*INSTRUCTIONS TO FOLLOW:* Go over the data and copy out each line with "Calculator" in it.

*Data about app and page elements:*
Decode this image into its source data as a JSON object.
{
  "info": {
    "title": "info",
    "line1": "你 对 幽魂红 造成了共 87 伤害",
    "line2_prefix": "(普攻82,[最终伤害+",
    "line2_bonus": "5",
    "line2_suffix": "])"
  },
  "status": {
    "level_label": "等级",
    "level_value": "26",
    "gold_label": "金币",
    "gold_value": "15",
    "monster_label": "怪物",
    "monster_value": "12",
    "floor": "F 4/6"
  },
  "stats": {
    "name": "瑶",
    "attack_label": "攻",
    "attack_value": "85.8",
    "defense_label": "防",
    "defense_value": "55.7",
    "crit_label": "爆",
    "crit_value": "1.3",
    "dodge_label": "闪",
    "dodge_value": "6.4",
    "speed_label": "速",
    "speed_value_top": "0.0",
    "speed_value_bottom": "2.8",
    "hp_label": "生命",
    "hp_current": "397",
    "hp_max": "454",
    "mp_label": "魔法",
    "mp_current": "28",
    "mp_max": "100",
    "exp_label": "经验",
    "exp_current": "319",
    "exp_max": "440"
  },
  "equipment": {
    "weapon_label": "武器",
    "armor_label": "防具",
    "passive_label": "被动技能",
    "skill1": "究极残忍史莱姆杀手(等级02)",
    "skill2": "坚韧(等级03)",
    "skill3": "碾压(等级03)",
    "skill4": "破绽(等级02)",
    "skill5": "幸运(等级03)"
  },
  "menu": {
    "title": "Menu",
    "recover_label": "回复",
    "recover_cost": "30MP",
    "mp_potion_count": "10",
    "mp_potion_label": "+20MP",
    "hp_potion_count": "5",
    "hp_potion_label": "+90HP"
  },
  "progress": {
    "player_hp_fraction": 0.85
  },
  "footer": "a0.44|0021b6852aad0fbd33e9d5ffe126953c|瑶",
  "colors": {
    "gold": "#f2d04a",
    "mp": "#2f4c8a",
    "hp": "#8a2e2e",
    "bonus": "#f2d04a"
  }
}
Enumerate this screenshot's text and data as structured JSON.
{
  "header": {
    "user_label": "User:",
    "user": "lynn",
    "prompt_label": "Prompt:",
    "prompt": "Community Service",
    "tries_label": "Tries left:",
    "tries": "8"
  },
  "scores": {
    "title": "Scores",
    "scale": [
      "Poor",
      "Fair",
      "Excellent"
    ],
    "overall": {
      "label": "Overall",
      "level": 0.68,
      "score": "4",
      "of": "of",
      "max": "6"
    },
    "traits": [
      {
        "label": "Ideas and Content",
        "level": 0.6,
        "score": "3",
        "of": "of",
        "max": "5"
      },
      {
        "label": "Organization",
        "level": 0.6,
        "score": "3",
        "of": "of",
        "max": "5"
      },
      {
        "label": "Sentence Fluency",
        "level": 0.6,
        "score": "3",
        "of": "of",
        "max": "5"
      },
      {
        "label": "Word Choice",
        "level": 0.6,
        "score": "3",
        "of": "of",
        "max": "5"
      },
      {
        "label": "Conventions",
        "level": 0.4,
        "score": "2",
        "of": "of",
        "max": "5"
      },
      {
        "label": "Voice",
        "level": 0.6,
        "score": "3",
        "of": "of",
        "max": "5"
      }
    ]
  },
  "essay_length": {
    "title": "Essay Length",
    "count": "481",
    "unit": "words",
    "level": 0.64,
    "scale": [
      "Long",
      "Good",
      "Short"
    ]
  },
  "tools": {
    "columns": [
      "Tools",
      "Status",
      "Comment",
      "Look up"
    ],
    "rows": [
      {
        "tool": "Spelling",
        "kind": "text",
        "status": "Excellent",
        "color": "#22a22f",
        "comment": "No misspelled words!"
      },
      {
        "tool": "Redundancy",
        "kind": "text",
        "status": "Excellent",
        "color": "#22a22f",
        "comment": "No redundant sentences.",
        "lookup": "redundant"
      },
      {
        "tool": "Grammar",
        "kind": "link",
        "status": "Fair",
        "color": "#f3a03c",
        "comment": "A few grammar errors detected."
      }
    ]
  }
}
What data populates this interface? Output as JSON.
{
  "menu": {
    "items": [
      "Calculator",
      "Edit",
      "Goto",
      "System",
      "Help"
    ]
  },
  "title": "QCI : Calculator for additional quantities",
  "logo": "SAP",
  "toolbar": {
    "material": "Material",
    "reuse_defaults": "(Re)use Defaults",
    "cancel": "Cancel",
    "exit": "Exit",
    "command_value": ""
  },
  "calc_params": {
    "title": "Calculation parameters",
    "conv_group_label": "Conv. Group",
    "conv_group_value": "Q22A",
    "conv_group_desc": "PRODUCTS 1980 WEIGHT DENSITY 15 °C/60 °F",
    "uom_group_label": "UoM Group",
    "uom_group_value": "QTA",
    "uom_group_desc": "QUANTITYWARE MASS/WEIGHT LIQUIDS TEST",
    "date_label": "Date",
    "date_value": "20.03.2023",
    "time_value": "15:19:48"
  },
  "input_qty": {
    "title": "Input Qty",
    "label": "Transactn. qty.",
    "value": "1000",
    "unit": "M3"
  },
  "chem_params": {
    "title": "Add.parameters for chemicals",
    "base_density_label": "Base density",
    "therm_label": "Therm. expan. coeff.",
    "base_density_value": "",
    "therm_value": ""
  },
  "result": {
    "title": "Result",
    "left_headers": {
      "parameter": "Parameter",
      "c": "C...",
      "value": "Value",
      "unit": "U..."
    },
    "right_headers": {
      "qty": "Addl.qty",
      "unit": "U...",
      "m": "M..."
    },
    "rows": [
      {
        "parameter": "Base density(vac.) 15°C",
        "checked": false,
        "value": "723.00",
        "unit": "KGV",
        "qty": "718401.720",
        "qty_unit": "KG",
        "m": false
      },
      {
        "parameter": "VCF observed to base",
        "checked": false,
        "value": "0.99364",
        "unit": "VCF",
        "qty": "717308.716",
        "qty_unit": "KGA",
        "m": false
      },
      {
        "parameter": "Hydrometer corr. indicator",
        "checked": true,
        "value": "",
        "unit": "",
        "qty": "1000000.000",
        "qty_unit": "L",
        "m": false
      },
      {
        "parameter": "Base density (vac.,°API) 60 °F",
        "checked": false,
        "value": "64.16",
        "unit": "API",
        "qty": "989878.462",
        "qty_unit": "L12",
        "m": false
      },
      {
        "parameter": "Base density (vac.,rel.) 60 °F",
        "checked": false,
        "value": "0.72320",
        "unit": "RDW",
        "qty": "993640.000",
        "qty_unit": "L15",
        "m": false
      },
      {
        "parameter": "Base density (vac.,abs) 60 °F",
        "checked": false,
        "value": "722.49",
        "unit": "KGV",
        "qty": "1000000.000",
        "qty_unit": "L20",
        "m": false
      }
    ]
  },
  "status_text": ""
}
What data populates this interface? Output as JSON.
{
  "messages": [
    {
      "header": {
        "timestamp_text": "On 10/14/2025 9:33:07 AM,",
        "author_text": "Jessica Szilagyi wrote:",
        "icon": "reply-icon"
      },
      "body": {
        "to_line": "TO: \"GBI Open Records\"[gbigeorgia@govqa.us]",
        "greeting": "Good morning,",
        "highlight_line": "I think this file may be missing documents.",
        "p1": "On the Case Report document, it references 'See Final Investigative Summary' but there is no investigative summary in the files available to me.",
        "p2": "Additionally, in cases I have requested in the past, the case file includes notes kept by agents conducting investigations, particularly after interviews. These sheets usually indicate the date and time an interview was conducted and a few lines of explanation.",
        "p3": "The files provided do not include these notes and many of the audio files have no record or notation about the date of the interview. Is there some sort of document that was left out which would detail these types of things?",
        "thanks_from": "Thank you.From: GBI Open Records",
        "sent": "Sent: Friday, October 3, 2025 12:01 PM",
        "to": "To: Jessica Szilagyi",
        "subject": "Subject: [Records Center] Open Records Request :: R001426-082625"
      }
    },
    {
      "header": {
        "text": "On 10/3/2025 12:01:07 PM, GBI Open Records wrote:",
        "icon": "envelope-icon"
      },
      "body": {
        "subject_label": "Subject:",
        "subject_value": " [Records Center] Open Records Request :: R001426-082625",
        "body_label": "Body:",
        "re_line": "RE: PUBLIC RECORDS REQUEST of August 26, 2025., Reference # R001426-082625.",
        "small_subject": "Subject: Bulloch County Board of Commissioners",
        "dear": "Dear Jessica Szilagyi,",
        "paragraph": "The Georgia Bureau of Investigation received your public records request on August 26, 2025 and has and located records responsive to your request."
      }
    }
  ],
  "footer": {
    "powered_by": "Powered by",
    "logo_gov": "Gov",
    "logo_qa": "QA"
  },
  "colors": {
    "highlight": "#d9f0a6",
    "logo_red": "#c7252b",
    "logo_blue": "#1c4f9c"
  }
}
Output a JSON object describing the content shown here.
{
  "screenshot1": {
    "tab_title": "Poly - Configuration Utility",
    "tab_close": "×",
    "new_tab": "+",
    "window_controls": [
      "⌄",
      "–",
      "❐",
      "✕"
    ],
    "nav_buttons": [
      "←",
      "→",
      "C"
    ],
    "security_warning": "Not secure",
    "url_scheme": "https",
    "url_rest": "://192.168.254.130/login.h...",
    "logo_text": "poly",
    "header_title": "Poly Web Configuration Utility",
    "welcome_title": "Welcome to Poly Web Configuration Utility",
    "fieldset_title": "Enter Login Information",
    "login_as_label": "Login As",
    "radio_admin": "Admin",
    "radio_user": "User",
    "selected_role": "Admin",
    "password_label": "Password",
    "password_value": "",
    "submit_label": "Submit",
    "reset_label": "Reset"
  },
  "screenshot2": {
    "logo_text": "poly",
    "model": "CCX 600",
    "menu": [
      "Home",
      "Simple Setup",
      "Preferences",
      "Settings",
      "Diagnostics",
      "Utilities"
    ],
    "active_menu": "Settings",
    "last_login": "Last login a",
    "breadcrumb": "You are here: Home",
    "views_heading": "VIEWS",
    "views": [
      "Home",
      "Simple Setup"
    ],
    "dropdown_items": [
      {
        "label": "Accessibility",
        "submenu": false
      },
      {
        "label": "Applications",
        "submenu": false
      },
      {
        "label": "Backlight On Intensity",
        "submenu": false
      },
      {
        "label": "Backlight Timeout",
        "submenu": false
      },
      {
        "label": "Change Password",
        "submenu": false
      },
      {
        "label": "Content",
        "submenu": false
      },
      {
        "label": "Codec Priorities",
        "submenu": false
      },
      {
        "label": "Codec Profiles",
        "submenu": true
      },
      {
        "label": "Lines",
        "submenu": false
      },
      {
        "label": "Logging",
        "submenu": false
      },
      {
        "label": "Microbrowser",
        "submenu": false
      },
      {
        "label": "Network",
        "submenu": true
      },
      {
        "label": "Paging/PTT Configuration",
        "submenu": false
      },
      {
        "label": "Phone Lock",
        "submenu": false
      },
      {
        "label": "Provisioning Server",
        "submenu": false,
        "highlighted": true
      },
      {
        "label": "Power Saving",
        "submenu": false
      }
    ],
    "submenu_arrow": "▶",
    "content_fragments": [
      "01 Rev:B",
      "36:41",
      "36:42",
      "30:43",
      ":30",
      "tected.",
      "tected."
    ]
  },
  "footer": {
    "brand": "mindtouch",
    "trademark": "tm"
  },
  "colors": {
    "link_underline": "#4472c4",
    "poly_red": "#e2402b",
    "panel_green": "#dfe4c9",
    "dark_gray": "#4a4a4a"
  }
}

*EXERCISE RESPONSE:*
      "Calculator",
  "title": "QCI : Calculator for additional quantities",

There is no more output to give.